Executive Director, Heart of the City Neighborhoods, Inc.
To fully executive the mission of stabilizing homeownership through repairing occupied housing, as well as ensuring tenants have increased access to safe, affordable housing opportunities.
Working in the non-profit sector is not for the faint of heart. You often work tirelessly to combat the ills of society and you rarely get a thank you. However, nothing beats the feeling you get when you help a family get the keys to either their first home or high-quality apartment that they can afford. The long-term effects for that family and the greater community are priceless and the reason why I love what I get to do every day.
As a native Brooklynite I enjoy the hustle, so after undergraduate I went straight in the graduate program (Masters in Urban Planning) at UB’s School of Architecture and Planning – one the best decisions of my life. From there the path of affordable housing and community development seemed to follow me as my first job was the Director of housing in the University Heights community. In that position although I had director in the title, I held many positions because that is the nature of non-profit work – you wear many hats. I was communication person, I did outreach, community advocacy, program services and if the occasion called for it, community organizing. There was never a job/tasks that I wouldn’t do.
While working in University Heights I earned my license for residential real estate. I worked closely with the City Courts on the receivership programs while working with the City of Buffalo on their acquisition rehab resale program for first time home buyers. I traveled throughout the country to be trained and to later train others on financial literacy. Then eventually I transitioned to the Program Director at Heart of the City and then was promoted to Executive Director in 2007. I have been here ever since.
I had attended John Jay High School back home which was a specialized high school focused on law. Most go from there and pursue a career in law or law enforcement. I was determined to go from John Jay to the Legal Studies program then straight into law school. Although I made a different choice by going into Urban Planning, I still use the skills learned from the Social Sciences Interdisciplinary Program, specifically all the statistics, demographics, logic/game theory (not sure if they still require those classes anymore).
As mentioned above, all the statistics classes, qualitative and quantitative methods, need to be your foundation for everything. I took a Creative Writing Law class once, I think the Professor was Dr. Carr. He once said that if you can’t get your point across on a 3x5 index card then it’s simply not worth saying (I paraphrased as this was almost 20 years ago). While that would have been helpful for those going into litigation (which is what I had hoped to do), I use it with grant/proposal writing and have been extremely successful.
I think every student needs the fundamentals and this program is perfect for that. It was in my senior year when I took a class that was an elective through this program that inspired me to go into urban planning. It was actually taught by an adjunct who also was a Niagara County legislator at the time. I remember more of those classes taught by professionals outside of the university than anything else. Also be prepared to have to explain taking this path to your parents and grandparents of a certain generation. As an Afro-Caribbean person, success often looks like going in the medical, law or engineering fields and I didn’t do that. I get to do meaningful work that supports people living a better life and I had to be okay with that and once my family saw how happy I was, they changed.

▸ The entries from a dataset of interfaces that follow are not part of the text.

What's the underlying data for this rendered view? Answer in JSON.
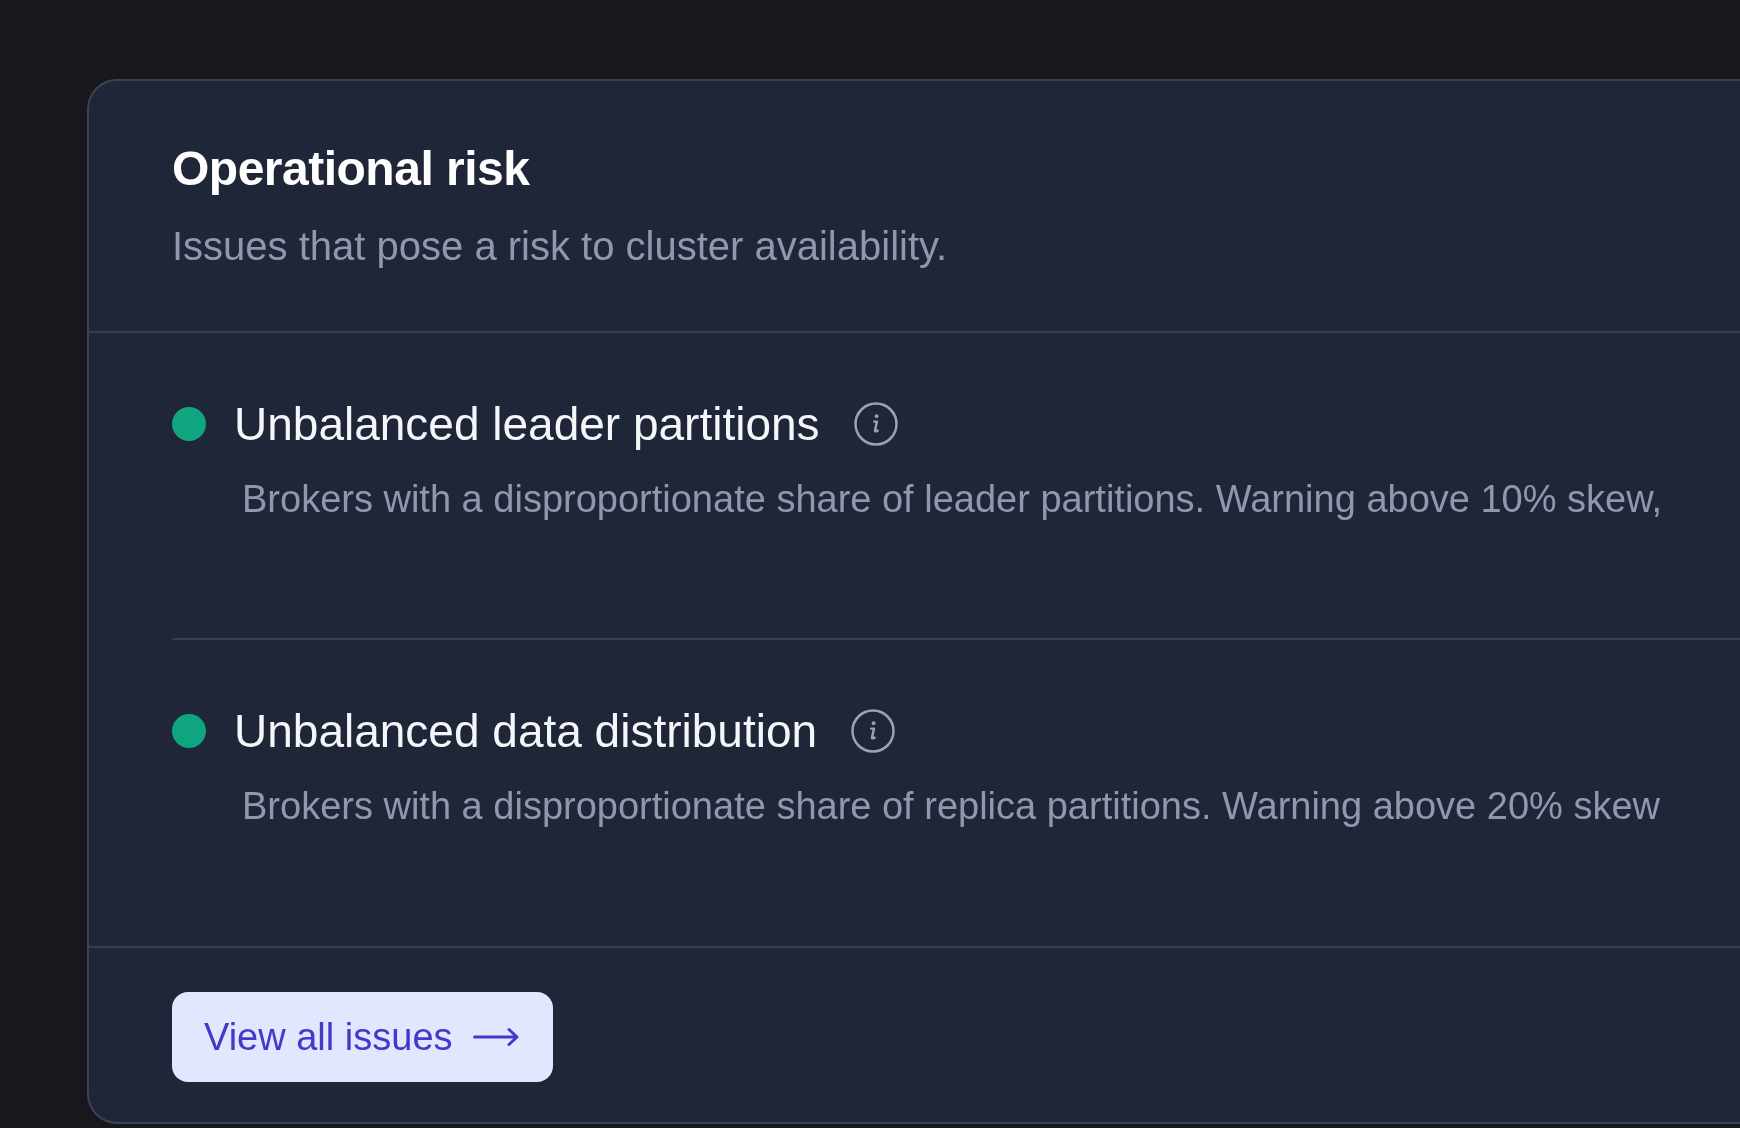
{
  "panel": {
    "title": "Operational risk",
    "subtitle": "Issues that pose a risk to cluster availability.",
    "issues": [
      {
        "name": "Unbalanced leader partitions",
        "color": "#0fa67f",
        "description": "Brokers with a disproportionate share of leader partitions. Warning above 10% skew,"
      },
      {
        "name": "Unbalanced data distribution",
        "color": "#0fa67f",
        "description": "Brokers with a disproportionate share of replica partitions. Warning above 20% skew"
      }
    ],
    "action": {
      "label": "View all issues"
    }
  }
}
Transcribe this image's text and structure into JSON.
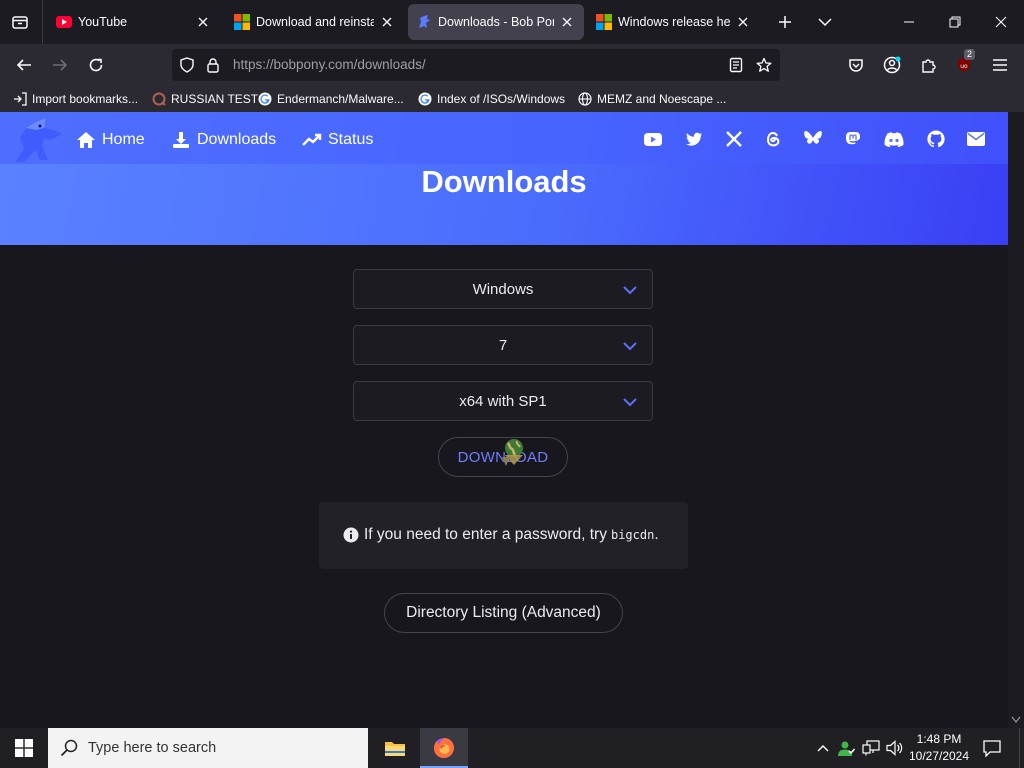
{
  "browser": {
    "tabs": [
      {
        "title": "YouTube",
        "favicon": "youtube-icon"
      },
      {
        "title": "Download and reinstall",
        "favicon": "microsoft-icon"
      },
      {
        "title": "Downloads - Bob Pony",
        "favicon": "bobpony-icon",
        "active": true
      },
      {
        "title": "Windows release health",
        "favicon": "microsoft-icon"
      }
    ],
    "url_host": "https://bobpony.com",
    "url_path": "/downloads/",
    "extension_badge": "2",
    "bookmarks": [
      {
        "label": "Import bookmarks...",
        "icon": "import-icon"
      },
      {
        "label": "RUSSIAN TEST",
        "icon": "russian-test-icon"
      },
      {
        "label": "Endermanch/Malware...",
        "icon": "google-icon"
      },
      {
        "label": "Index of /ISOs/Windows",
        "icon": "google-icon"
      },
      {
        "label": "MEMZ and Noescape ...",
        "icon": "globe-icon"
      }
    ]
  },
  "site": {
    "nav": [
      {
        "label": "Home",
        "icon": "home-icon"
      },
      {
        "label": "Downloads",
        "icon": "download-icon"
      },
      {
        "label": "Status",
        "icon": "trend-icon"
      }
    ],
    "socials": [
      "youtube-icon",
      "twitter-icon",
      "x-icon",
      "threads-icon",
      "bluesky-icon",
      "mastodon-icon",
      "discord-icon",
      "github-icon",
      "mail-icon"
    ],
    "title": "Downloads",
    "selects": {
      "os": "Windows",
      "version": "7",
      "edition": "x64 with SP1"
    },
    "download_label": "DOWNLOAD",
    "notice_text": "If you need to enter a password, try",
    "notice_code": "bigcdn",
    "notice_end": ".",
    "directory_label": "Directory Listing (Advanced)"
  },
  "taskbar": {
    "search_placeholder": "Type here to search",
    "time": "1:48 PM",
    "date": "10/27/2024"
  },
  "colors": {
    "accent": "#4a6cfd",
    "download_text": "#6f7dff",
    "background": "#18171d"
  }
}
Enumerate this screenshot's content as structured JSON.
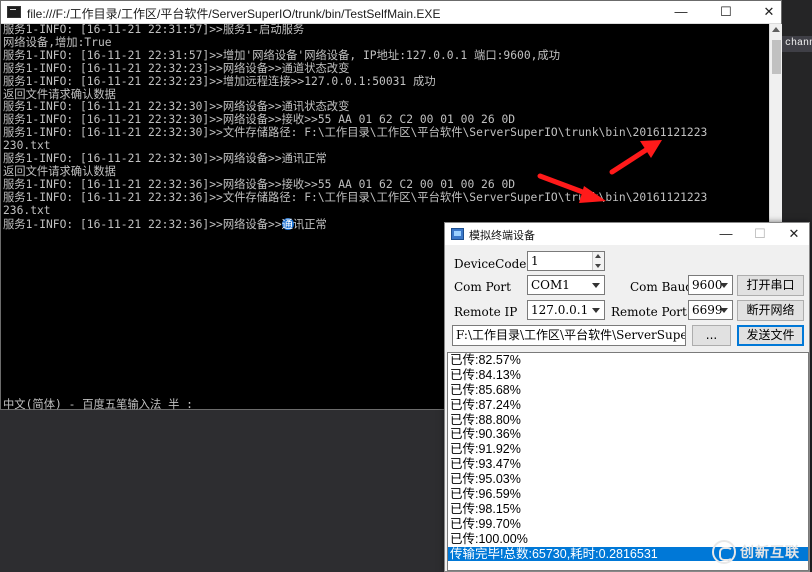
{
  "ide": {
    "tab_label": "channel"
  },
  "console": {
    "title": "file:///F:/工作目录/工作区/平台软件/ServerSuperIO/trunk/bin/TestSelfMain.EXE",
    "controls": {
      "minimize": "—",
      "maximize": "☐",
      "close": "✕"
    },
    "lines": [
      "服务1-INFO: [16-11-21 22:31:57]>>服务1-启动服务",
      "网络设备,增加:True",
      "服务1-INFO: [16-11-21 22:31:57]>>增加'网络设备'网络设备, IP地址:127.0.0.1 端口:9600,成功",
      "服务1-INFO: [16-11-21 22:32:23]>>网络设备>>通道状态改变",
      "服务1-INFO: [16-11-21 22:32:23]>>增加远程连接>>127.0.0.1:50031 成功",
      "返回文件请求确认数据",
      "服务1-INFO: [16-11-21 22:32:30]>>网络设备>>通讯状态改变",
      "服务1-INFO: [16-11-21 22:32:30]>>网络设备>>接收>>55 AA 01 62 C2 00 01 00 26 0D",
      "服务1-INFO: [16-11-21 22:32:30]>>文件存储路径: F:\\工作目录\\工作区\\平台软件\\ServerSuperIO\\trunk\\bin\\20161121223",
      "230.txt",
      "服务1-INFO: [16-11-21 22:32:30]>>网络设备>>通讯正常",
      "返回文件请求确认数据",
      "服务1-INFO: [16-11-21 22:32:36]>>网络设备>>接收>>55 AA 01 62 C2 00 01 00 26 0D",
      "服务1-INFO: [16-11-21 22:32:36]>>文件存储路径: F:\\工作目录\\工作区\\平台软件\\ServerSuperIO\\trunk\\bin\\20161121223",
      "236.txt"
    ],
    "last_line_prefix": "服务1-INFO: [16-11-21 22:32:36]>>网络设备>>",
    "last_line_cursor_char": "通",
    "last_line_suffix": "讯正常",
    "ime_status": "中文(简体) - 百度五笔输入法 半 :"
  },
  "simulator": {
    "title": "模拟终端设备",
    "controls": {
      "minimize": "—",
      "maximize": "☐",
      "close": "✕"
    },
    "labels": {
      "device_code": "DeviceCode",
      "com_port": "Com Port",
      "com_baud": "Com Baud",
      "remote_ip": "Remote IP",
      "remote_port": "Remote Port"
    },
    "fields": {
      "device_code": "1",
      "com_port": "COM1",
      "com_baud": "9600",
      "remote_ip": "127.0.0.1",
      "remote_port": "6699",
      "file_path": "F:\\工作目录\\工作区\\平台软件\\ServerSuperIO"
    },
    "buttons": {
      "open_serial": "打开串口",
      "disconnect_network": "断开网络",
      "browse": "...",
      "send_file": "发送文件"
    },
    "log": [
      "已传:82.57%",
      "已传:84.13%",
      "已传:85.68%",
      "已传:87.24%",
      "已传:88.80%",
      "已传:90.36%",
      "已传:91.92%",
      "已传:93.47%",
      "已传:95.03%",
      "已传:96.59%",
      "已传:98.15%",
      "已传:99.70%",
      "已传:100.00%"
    ],
    "log_selected": "传输完毕!总数:65730,耗时:0.2816531"
  },
  "watermark": {
    "text": "创新互联"
  },
  "colors": {
    "arrow": "#ff1a1a",
    "selection": "#0078d7",
    "console_text": "#c0c0c0"
  }
}
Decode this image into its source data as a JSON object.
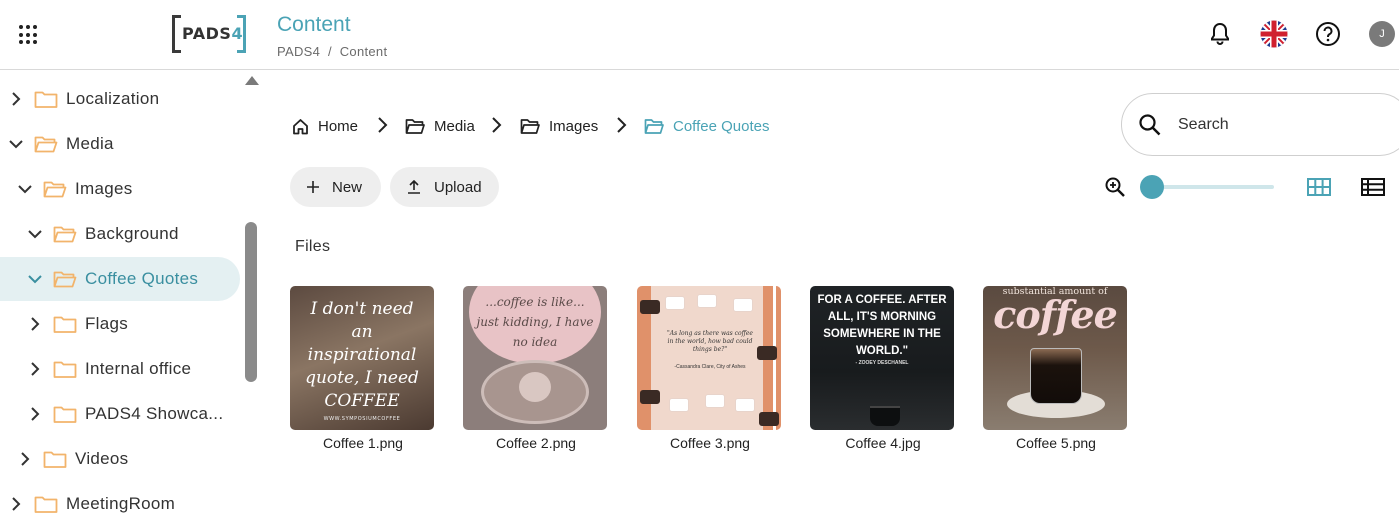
{
  "header": {
    "title": "Content",
    "breadcrumb": "PADS4  /  Content",
    "logo_text_a": "PADS",
    "logo_text_b": "4",
    "user_initial": "J",
    "accent_color": "#4ba3b5"
  },
  "sidebar": {
    "items": [
      {
        "label": "Localization",
        "expanded": false
      },
      {
        "label": "Media",
        "expanded": true
      },
      {
        "label": "Images",
        "expanded": true
      },
      {
        "label": "Background",
        "expanded": true
      },
      {
        "label": "Coffee Quotes",
        "expanded": true,
        "selected": true
      },
      {
        "label": "Flags",
        "expanded": false
      },
      {
        "label": "Internal office",
        "expanded": false
      },
      {
        "label": "PADS4 Showca...",
        "expanded": false
      },
      {
        "label": "Videos",
        "expanded": false
      },
      {
        "label": "MeetingRoom",
        "expanded": false
      }
    ]
  },
  "breadcrumb": {
    "items": [
      "Home",
      "Media",
      "Images",
      "Coffee Quotes"
    ]
  },
  "search": {
    "placeholder": "Search"
  },
  "toolbar": {
    "new_label": "New",
    "upload_label": "Upload"
  },
  "zoom": {
    "level": 0.0
  },
  "files": {
    "section_label": "Files",
    "items": [
      {
        "name": "Coffee 1.png",
        "thumb_text": "I don't need an inspirational quote, I need COFFEE",
        "thumb_small": "WWW.SYMPOSIUMCOFFEE"
      },
      {
        "name": "Coffee 2.png",
        "thumb_text": "...coffee is like... just kidding, I have no idea"
      },
      {
        "name": "Coffee 3.png",
        "thumb_text": "\"As long as there was coffee in the world, how bad could things be?\"",
        "thumb_author": "-Cassandra Clare, City of Ashes"
      },
      {
        "name": "Coffee 4.jpg",
        "thumb_text": "FOR A COFFEE. AFTER ALL, IT'S MORNING SOMEWHERE IN THE WORLD.\"",
        "thumb_author": "- ZOOEY DESCHANEL"
      },
      {
        "name": "Coffee 5.png",
        "thumb_top": "substantial amount of",
        "thumb_big": "coffee"
      }
    ]
  }
}
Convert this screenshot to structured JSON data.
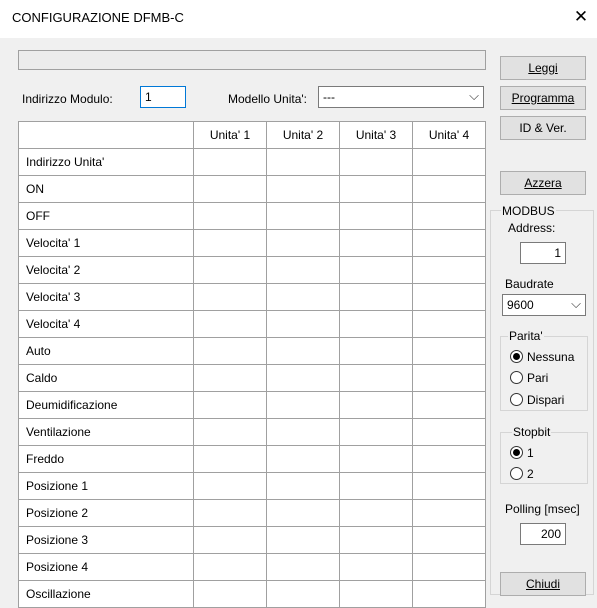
{
  "window": {
    "title": "CONFIGURAZIONE DFMB-C"
  },
  "module": {
    "address_label": "Indirizzo Modulo:",
    "address_value": "1",
    "model_label": "Modello Unita':",
    "model_value": "---"
  },
  "buttons": {
    "leggi": "Leggi",
    "programma": "Programma",
    "id_ver": "ID & Ver.",
    "azzera": "Azzera",
    "chiudi": "Chiudi"
  },
  "table": {
    "columns": [
      "Unita' 1",
      "Unita' 2",
      "Unita' 3",
      "Unita' 4"
    ],
    "rows": [
      "Indirizzo Unita'",
      "ON",
      "OFF",
      "Velocita' 1",
      "Velocita' 2",
      "Velocita' 3",
      "Velocita' 4",
      "Auto",
      "Caldo",
      "Deumidificazione",
      "Ventilazione",
      "Freddo",
      "Posizione 1",
      "Posizione 2",
      "Posizione 3",
      "Posizione 4",
      "Oscillazione"
    ]
  },
  "modbus": {
    "title": "MODBUS",
    "address_label": "Address:",
    "address_value": "1",
    "baudrate_label": "Baudrate",
    "baudrate_value": "9600",
    "parita_label": "Parita'",
    "parita_options": [
      "Nessuna",
      "Pari",
      "Dispari"
    ],
    "parita_selected": "Nessuna",
    "stopbit_label": "Stopbit",
    "stopbit_options": [
      "1",
      "2"
    ],
    "stopbit_selected": "1",
    "polling_label": "Polling [msec]",
    "polling_value": "200"
  },
  "icons": {
    "close": "close-icon",
    "dropdown": "chevron-down-icon"
  }
}
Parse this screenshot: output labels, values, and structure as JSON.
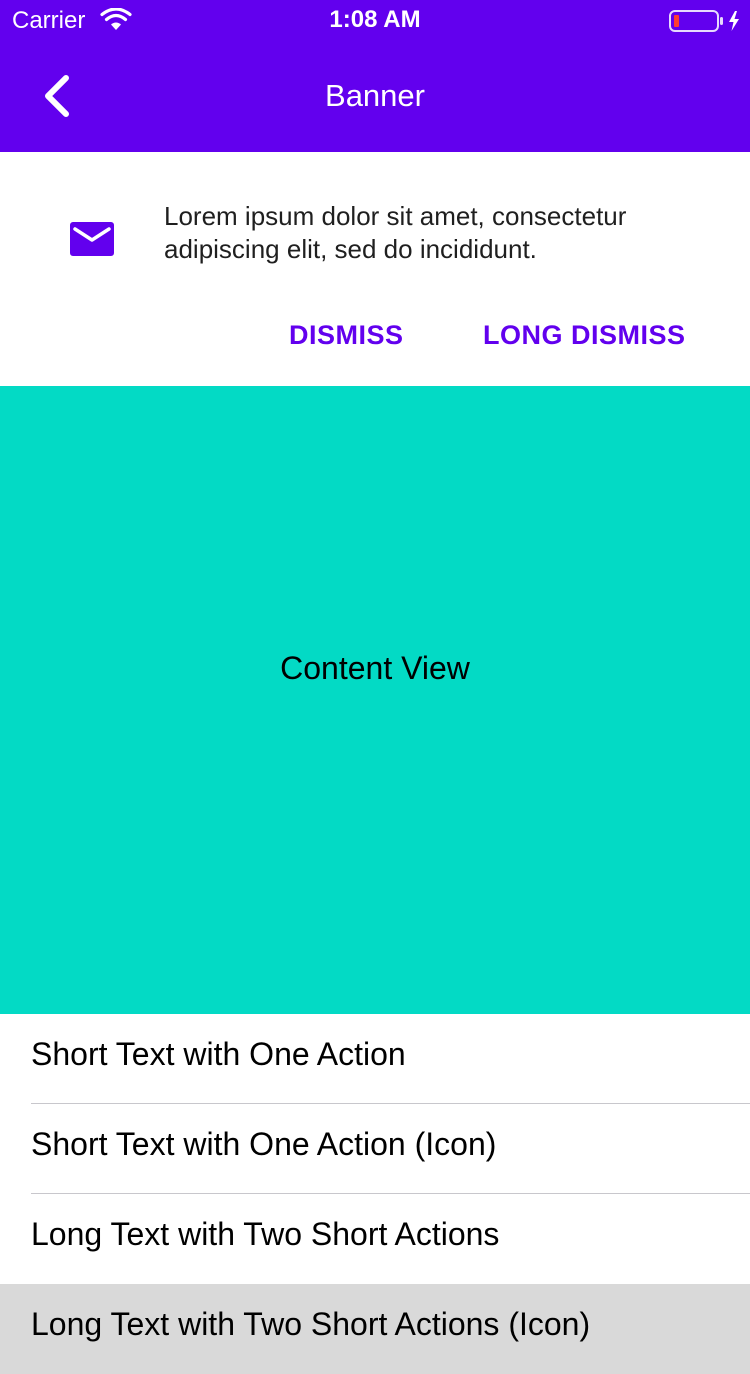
{
  "status_bar": {
    "carrier": "Carrier",
    "time": "1:08 AM",
    "battery_color": "#ff3b30",
    "wifi_icon": "wifi-icon",
    "battery_icon": "battery-icon"
  },
  "nav": {
    "title": "Banner",
    "back_icon": "chevron-left-icon",
    "background": "#6200ee"
  },
  "banner": {
    "icon": "mail-icon",
    "text": "Lorem ipsum dolor sit amet, consectetur adipiscing elit, sed do incididunt.",
    "actions": [
      {
        "label": "DISMISS"
      },
      {
        "label": "LONG DISMISS"
      }
    ],
    "accent_color": "#6200ee"
  },
  "content": {
    "label": "Content View",
    "background": "#03dac5"
  },
  "list": {
    "items": [
      {
        "label": "Short Text with One Action"
      },
      {
        "label": "Short Text with One Action (Icon)"
      },
      {
        "label": "Long Text with Two Short Actions"
      },
      {
        "label": "Long Text with Two Short Actions (Icon)"
      }
    ],
    "selected_index": 3
  }
}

Look into everything. Many times you will be encouraged to be a specialist but start general and let what sparks your passion dictate where you go from there. Don’t wait until junior or senior year for internships, start right away and consider it like dating until you find the best fit.
I am an introvert. It is a random fact because anyone who meets me never believes it.